Langenbecks Arch Surg. 2003 Jul; 388(3):141-9.LA

Abstract

BACKGROUND

A switch to decompressive shunt procedures is mandatory if endoscopic therapy fails to control recurrent variceal hemorrhage. Surgical shunt procedures continue to be safe, highly effective, and durable procedures to treat variceal bleeding in patients with low operative risk and good liver function.

DISCUSSION

In cirrhotics, elective operations using portal flow preserving techniques such as a selective distal splenorenal shunt (Warren) and a partial portocaval small diameter interposition shunt (Sarfeh) should be preferred. Rarely, end-to-side portocaval shunt may serve as a salvage procedure if emergency endoscopic treatment or transjugular intrahepatic portosystemic shunt insertion fails to stop bleeding. Until definitive results from randomized trials are available patients with good prognosis (Child-Pugh A and B) should be regarded as candidates for surgical shunts. For patients with noncirrhotic portal hypertension, in particular with extrahepatic portal vein thrombosis, portosystemic shunt surgery represents the only effective therapy which leads to freedom of recurrent bleeding and repeated endoscopies for many years, and improves hypersplenism without deteriorating liver function or encephalopathy. Gastroesophageal devascularization and other direct variceal ablative procedures should be restricted to treat endoscopic therapy failures without shuntable portal tributaries.

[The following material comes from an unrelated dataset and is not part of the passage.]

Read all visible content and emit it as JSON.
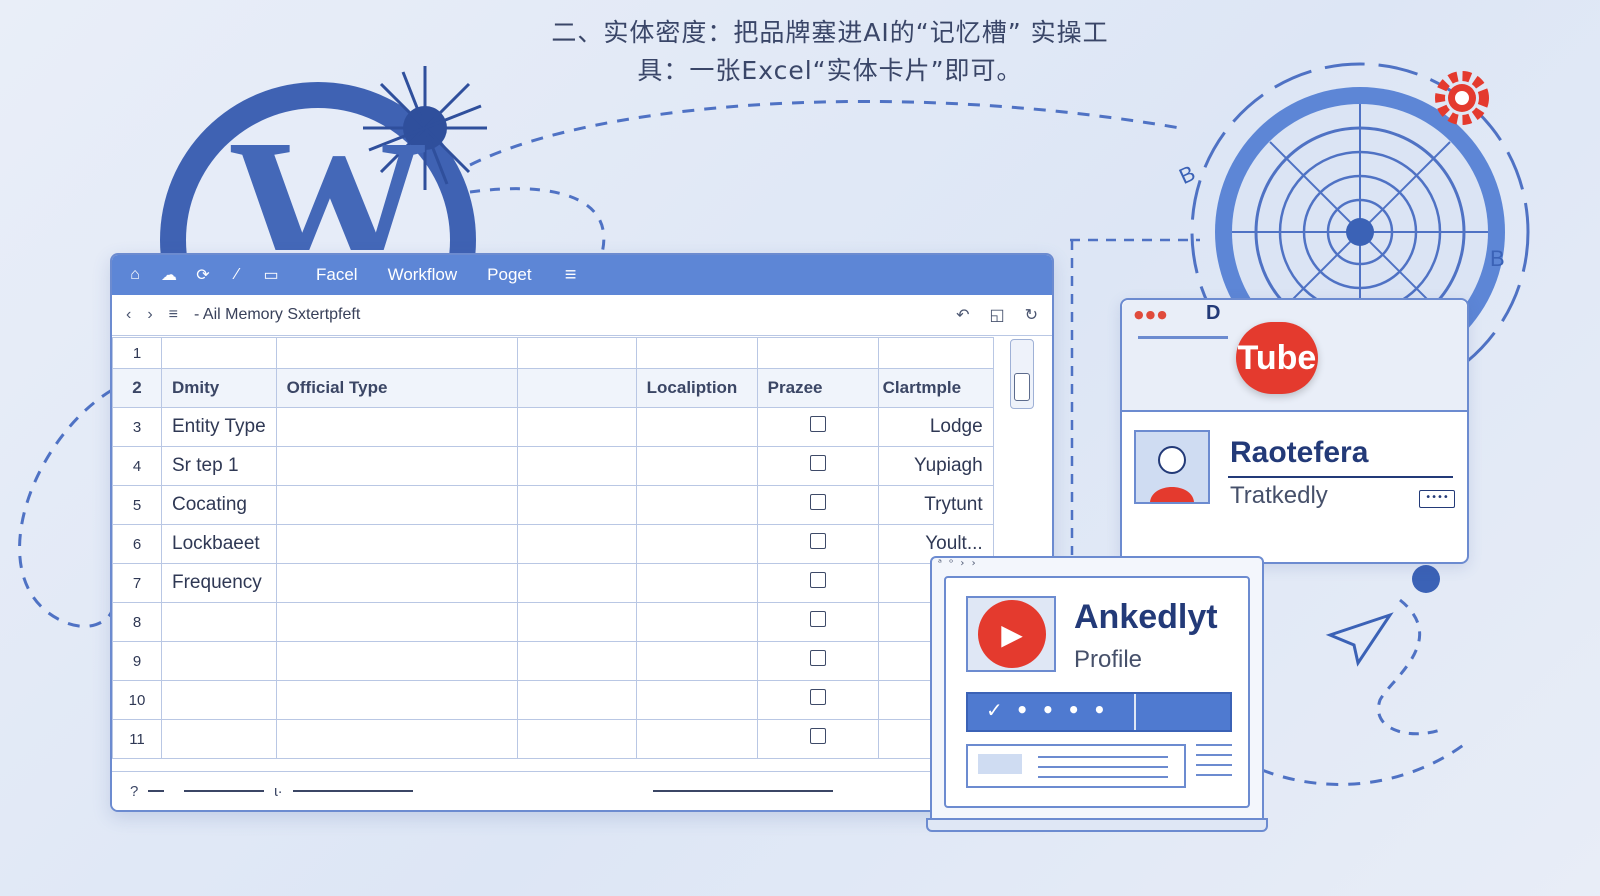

Authors+Show Affiliations

Klinik und Poliklinik für Allgemein-, Viszeral-, Thorax- und Gefässchirurgie, Rheinische Friedrich-Wilhelms-Universität Bonn, Sigmund-Freud-Strasse 25, 53105, Bonn, Germany. wolff@chir.uni-bonn.deNo affiliation info available

Pub Type(s)

Journal Article
Review

Language

eng

PubMed ID

12942328

Citation

Wolff, Martin, and Andreas Hirner. "Current State of Portosystemic Shunt Surgery." Langenbeck's Archives of Surgery, vol. 388, no. 3, 2003, pp. 141-9.
Wolff M, Hirner A. Current state of portosystemic shunt surgery. Langenbecks Arch Surg. 2003;388(3):141-9.
Wolff, M., & Hirner, A. (2003). Current state of portosystemic shunt surgery. Langenbeck's Archives of Surgery, 388(3), 141-9.
Wolff M, Hirner A. Current State of Portosystemic Shunt Surgery. Langenbecks Arch Surg. 2003;388(3):141-9. PubMed PMID: 12942328.
* Article titles in AMA citation format should be in sentence-case
TY - JOUR T1 - Current state of portosystemic shunt surgery. AU - Wolff,Martin, AU - Hirner,Andreas, Y1 - 2003/03/29/ PY - 2003/02/13/received PY - 2003/02/17/accepted PY - 2003/8/28/pubmed PY - 2004/1/22/medline PY - 2003/8/28/entrez SP - 141 EP - 9 JF - Langenbeck's archives of surgery JO - Langenbecks Arch Surg VL - 388 IS - 3 N2 - BACKGROUND: A switch to decompressive shunt procedures is mandatory if endoscopic therapy fails to control recurrent variceal hemorrhage. Surgical shunt procedures continue to be safe, highly effective, and durable procedures to treat variceal bleeding in patients with low operative risk and good liver function. DISCUSSION: In cirrhotics, elective operations using portal flow preserving techniques such as a selective distal splenorenal shunt (Warren) and a partial portocaval small diameter interposition shunt (Sarfeh) should be preferred. Rarely, end-to-side portocaval shunt may serve as a salvage procedure if emergency endoscopic treatment or transjugular intrahepatic portosystemic shunt insertion fails to stop bleeding. Until definitive results from randomized trials are available patients with good prognosis (Child-Pugh A and B) should be regarded as candidates for surgical shunts. For patients with noncirrhotic portal hypertension, in particular with extrahepatic portal vein thrombosis, portosystemic shunt surgery represents the only effective therapy which leads to freedom of recurrent bleeding and repeated endoscopies for many years, and improves hypersplenism without deteriorating liver function or encephalopathy. Gastroesophageal devascularization and other direct variceal ablative procedures should be restricted to treat endoscopic therapy failures without shuntable portal tributaries. SN - 1435-2443 UR - https://www.unboundmedicine.com/medline/citation/12942328/Current_state_of_portosystemic_shunt_surgery_ L2 - https://dx.doi.org/10.1007/s00423-003-0367-5 DB - PRIME DP - Unbound Medicine ER -